▶ _TRY IT_
Using the word "subtitle" as the filter, copy each matching line from the records.

▶ _SOURCE INFORMATION_
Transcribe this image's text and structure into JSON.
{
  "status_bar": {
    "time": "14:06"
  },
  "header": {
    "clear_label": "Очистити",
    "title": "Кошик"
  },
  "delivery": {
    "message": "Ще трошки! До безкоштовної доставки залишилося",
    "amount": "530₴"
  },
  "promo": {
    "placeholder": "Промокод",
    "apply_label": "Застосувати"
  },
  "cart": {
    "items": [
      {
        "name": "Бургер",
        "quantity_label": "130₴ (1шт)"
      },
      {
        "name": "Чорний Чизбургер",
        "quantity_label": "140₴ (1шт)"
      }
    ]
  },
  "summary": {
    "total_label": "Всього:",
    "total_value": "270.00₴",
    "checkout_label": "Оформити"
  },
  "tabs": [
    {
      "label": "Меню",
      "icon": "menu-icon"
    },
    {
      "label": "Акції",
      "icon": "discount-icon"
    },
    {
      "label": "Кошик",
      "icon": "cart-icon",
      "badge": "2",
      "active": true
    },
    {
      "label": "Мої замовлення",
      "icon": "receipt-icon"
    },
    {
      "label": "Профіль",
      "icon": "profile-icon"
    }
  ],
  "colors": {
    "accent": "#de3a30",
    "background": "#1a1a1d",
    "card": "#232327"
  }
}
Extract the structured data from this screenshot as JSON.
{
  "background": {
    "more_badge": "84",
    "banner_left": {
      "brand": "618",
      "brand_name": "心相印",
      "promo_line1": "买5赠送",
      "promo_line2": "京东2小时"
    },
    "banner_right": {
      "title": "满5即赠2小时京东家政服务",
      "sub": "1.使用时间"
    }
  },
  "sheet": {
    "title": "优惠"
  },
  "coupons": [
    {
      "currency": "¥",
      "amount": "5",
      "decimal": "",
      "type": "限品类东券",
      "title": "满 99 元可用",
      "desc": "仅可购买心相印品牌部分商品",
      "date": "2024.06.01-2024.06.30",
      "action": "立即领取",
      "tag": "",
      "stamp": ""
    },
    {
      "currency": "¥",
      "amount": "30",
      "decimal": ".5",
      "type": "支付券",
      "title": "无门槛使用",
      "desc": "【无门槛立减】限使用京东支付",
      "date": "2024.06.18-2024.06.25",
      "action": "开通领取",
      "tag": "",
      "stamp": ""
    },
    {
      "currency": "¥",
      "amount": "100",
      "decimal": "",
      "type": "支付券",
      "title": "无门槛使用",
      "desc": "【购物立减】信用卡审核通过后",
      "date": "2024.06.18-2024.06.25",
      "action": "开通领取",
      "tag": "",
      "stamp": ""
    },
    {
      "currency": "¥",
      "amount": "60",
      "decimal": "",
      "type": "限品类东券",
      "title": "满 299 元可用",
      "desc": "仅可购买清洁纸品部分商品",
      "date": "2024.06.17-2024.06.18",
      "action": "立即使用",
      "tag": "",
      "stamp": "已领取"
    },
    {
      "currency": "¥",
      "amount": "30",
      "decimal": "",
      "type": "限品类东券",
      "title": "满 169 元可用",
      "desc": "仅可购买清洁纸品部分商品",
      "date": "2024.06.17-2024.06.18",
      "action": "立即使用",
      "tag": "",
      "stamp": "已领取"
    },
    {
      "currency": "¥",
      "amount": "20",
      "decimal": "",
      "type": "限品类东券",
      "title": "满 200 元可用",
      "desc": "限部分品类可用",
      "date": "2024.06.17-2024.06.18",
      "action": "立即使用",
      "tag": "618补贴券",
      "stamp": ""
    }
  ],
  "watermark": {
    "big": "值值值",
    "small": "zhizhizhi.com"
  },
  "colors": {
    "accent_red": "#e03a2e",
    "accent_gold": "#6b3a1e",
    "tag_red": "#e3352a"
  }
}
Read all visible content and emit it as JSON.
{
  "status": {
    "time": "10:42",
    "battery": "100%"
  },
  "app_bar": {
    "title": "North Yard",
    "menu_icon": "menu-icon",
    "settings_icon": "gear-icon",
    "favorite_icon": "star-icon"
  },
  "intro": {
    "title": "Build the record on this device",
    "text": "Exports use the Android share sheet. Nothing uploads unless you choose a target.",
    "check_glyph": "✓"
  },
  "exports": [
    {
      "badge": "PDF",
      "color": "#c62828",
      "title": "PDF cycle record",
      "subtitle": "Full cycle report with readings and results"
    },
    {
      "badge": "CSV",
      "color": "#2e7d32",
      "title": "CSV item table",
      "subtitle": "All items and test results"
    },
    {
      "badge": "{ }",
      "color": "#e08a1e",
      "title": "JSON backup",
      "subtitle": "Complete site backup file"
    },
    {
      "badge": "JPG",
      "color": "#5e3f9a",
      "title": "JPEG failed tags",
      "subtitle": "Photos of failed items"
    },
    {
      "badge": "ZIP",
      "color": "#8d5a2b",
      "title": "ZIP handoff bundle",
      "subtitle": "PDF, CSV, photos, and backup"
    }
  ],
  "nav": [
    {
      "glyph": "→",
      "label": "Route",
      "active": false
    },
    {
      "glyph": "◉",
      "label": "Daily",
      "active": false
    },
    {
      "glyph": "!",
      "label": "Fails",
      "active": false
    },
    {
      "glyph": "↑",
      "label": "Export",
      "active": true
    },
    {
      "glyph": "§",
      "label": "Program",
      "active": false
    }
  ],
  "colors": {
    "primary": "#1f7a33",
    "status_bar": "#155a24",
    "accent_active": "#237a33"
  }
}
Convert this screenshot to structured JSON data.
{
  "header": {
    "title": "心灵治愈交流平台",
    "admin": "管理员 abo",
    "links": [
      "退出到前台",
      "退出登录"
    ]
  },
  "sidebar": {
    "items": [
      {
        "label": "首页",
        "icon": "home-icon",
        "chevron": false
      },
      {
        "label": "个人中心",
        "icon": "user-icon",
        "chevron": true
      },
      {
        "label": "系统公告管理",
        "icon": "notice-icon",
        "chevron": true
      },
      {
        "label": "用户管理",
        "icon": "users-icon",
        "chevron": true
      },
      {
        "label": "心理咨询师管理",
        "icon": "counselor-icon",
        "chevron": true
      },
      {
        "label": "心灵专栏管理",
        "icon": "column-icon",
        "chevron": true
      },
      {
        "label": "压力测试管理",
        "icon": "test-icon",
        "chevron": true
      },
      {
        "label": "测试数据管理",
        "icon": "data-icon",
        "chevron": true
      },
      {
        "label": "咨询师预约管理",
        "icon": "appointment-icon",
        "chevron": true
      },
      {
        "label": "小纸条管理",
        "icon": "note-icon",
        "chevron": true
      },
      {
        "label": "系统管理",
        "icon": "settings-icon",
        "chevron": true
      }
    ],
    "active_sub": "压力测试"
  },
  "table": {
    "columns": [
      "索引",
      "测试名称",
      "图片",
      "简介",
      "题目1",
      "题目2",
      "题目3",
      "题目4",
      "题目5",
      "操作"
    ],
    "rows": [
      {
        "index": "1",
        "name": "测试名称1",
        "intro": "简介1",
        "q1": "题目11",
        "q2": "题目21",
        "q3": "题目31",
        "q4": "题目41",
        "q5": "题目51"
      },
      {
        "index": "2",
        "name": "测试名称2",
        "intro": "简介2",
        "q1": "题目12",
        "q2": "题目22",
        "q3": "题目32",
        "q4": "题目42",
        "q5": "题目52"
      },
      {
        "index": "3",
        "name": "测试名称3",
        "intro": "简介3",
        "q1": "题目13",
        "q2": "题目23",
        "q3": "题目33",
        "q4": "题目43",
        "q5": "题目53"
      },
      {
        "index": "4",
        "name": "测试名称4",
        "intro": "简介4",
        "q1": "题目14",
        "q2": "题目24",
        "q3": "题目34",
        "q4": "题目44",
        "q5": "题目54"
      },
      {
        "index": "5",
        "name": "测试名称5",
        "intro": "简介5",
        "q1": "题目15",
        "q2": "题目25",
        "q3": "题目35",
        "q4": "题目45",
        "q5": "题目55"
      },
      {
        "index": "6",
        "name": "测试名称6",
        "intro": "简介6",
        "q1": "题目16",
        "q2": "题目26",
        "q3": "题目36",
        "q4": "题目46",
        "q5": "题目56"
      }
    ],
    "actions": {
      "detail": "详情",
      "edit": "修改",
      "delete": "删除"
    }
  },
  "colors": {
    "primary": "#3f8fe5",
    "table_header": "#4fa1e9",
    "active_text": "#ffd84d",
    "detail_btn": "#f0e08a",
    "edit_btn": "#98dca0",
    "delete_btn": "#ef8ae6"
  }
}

▶ _ANSWER BOX_
      "subtitle": "Full cycle report with readings and results"
      "subtitle": "All items and test results"
      "subtitle": "Complete site backup file"
      "subtitle": "Photos of failed items"
      "subtitle": "PDF, CSV, photos, and backup"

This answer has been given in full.